These Borneans are Mahometans, and were already introducing their religion among the natives of Luzon, and were giving them instructions, ceremonies, and the form of observing their religion.…and those the chiefest men, were commencing, although by piecemeal, to become Moros, and were being circumcised and taking the names of Moros.
- Jones, IH (June 1969). "Subincision among Australian western desert Aborigines". British Journal of Medical Psychology. 42 (2): 183–190. doi:10.1111/j.2044-8341.1969.tb02069.x. ISSN 0007-1129. PMID 5783777.
- "Recent Guest Speaker, March 15, Professor Roger Short". Australian AIDS Fund Incorporated. 2006. Retrieved 2006-07-01.
- Glick, Leonard B. Marked in Your Flesh: Circumcision from Ancient Judea to Modern America. New York: Oxford University Press, 2005. (ISBN 0-19-517674-X)

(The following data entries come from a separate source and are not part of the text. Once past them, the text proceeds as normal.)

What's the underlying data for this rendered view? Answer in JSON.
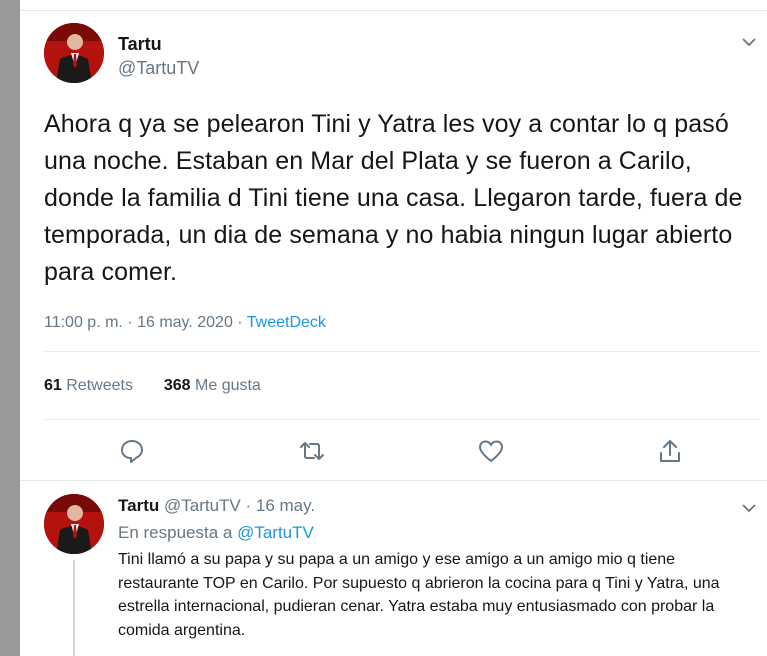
{
  "tweet": {
    "author_name": "Tartu",
    "author_handle": "@TartuTV",
    "text": "Ahora q ya se pelearon Tini y Yatra les voy a contar lo q pasó una noche. Estaban en Mar del Plata y se fueron a Carilo, donde la familia d Tini tiene una casa. Llegaron tarde, fuera de temporada, un dia de semana y no habia ningun lugar abierto para comer.",
    "time": "11:00 p. m. · 16 may. 2020 · ",
    "source": "TweetDeck",
    "retweets_count": "61",
    "retweets_label": "Retweets",
    "likes_count": "368",
    "likes_label": "Me gusta"
  },
  "actions": [
    "reply-icon",
    "retweet-icon",
    "like-icon",
    "share-icon"
  ],
  "reply": {
    "author_name": "Tartu",
    "author_handle_date": "@TartuTV · 16 may.",
    "in_reply_prefix": "En respuesta a ",
    "in_reply_handle": "@TartuTV",
    "text": "Tini llamó a su papa y su papa a un amigo y ese amigo a un amigo mio q tiene restaurante TOP en Carilo. Por supuesto q abrieron la cocina para q Tini y Yatra, una estrella internacional, pudieran cenar. Yatra estaba muy entusiasmado con probar la comida argentina."
  },
  "colors": {
    "link": "#1b95e0",
    "secondary_text": "#657786",
    "primary_text": "#14171a",
    "avatar_bg": "#b3120e"
  }
}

This article incorporates text from a publication now in the public domain: Singer, Isidore; et al., eds. (1901–1906). "article name needed". Jewish Encyclopedia. New York: Funk & Wagnalls Company. The rabbinic literature and Converts to Judaism are sections are an evolution of the corresponding article which gives the following Bibliography:
- Pocock, Specimen Historiœ Arabum, pp. 319 et seq.;
- Millo, Histoire du Mahométisme, p. 350;
- Hoffmann, Beschneidung, in Ersch and Gruber, Encyc.;
- Steinschneider, Die Beschneidung der Araber und Muhammedaner, in Glassberg, Die Beschneidung;
- Jolly, Etude Critique du Manuel Opératoire des Musulmans et des Israélites, Paris, 1899.